We made it up to the top by 10:30. Typically a completely reasonable hour to consider a descent. Still wary of the snow, I descended 20-30 feet to test the snow. It was promising. I wasn’t post-holing through like on the approach. The snow was certainly soft. I was sinking to nearly halfway up my boot. Not great, but we agreed that it was within what we considered a reasonable tolerance.
Having discussed our options, including a safer alternate taking us down a low-angle snowfield on the north side of Flattop, we opted to ski the couloir. I went first, kicking off considerable sluff with each turn. Traversing into the first safe zone, I kicked off a point release wet slab, nearly 3 feet wide, breaking down through the 6-9 inches of wet surface snow. I was out of sight of my partners, but quickly my head started spinning. This was a HUGE red flag. Not even a quarter of the way through the couloir, with the steep narrow choke still below us and I was having doubts. I could yell up, get my partners to hold off, and climb back out. It wasn’t too late, not yet. I opted to wait for them to reach me.
Once they were both down with me, I learned another group had shown up behind us. The rationale of waiting had backfired. Now ascending the couloir was even less likely. Blindly trying to yell up to another group to hold off while we climbed out seemed less safe than continuing down. We reiterated the importance of managing the wet snow and took off one at a time through the crux of the route.
Dragon tail has two possible upper routes: the left (standard) fork we descended, and a right more technical line. They join right where we’d stopped to regroup for a second time. This was where things really went downhill. We heard it coming. A slide roared down the right fork, a band of rocks shielding us from the stream of wet snow. We watched as it ran down the gut of the couloir below us. Was that the other group? Were they trying to ski the right fork? If so, we should wait for them to reach us, rather than risk them sending more snow on top of us.
Just a minute or two later we heard a loud crack and the rumbling of snow coming from the west wall. A large stream of snow comes cascading off the cliffs descending like a waterfall into the couloir maybe 200 feet below us.
It dawned on us that this was all natural activity – the mountains were warming up, shedding rock and snow in the process. We were in the worst place imaginable. The only thing to do was to get out. Riding through our own sluff, dropped in one at a time, skiing the lower half of the couloir in one shot.

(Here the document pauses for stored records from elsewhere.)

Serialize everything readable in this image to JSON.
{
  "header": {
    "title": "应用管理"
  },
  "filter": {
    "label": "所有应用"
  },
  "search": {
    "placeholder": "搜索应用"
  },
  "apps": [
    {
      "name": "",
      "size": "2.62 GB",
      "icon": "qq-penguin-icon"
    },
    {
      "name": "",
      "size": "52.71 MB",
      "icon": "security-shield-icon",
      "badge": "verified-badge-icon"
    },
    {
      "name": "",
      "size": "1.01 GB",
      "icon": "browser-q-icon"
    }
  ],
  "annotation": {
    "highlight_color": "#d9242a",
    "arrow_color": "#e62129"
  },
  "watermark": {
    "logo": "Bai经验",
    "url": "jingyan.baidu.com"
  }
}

Thankfully no more snow came down while we were in the couloir, though as my partners were descending, I watched as another slide ran down Dragons Tail – an adjacent line to the one we were skiing.
Once we were all out, we stopped to reflect on what we’d done. Sure, it was fun and was definitely exciting, but we all agreed that we had made a bad decision. We were lucky that none of the slides had come down on top of us, otherwise it would have been a much different situation.
So, I felt like it was time to take a step back and reflect. We are all arguably safe skiers. We have a good foundation of knowledge in avalanche terrain and were communicating effectively. But it had also been a full year of building risk and trust. We were so confident in our decision making that we were ignoring objective hazards, putting ourselves into an unnecessarily risky situation that could’ve been easily avoided. I am taking things down a step and reminding myself that I don’t know as much as I think I do.
We have to respect the mountains and learn to be humble. After all, that classic line will still be there tomorrow, next week, next season, and for years to come.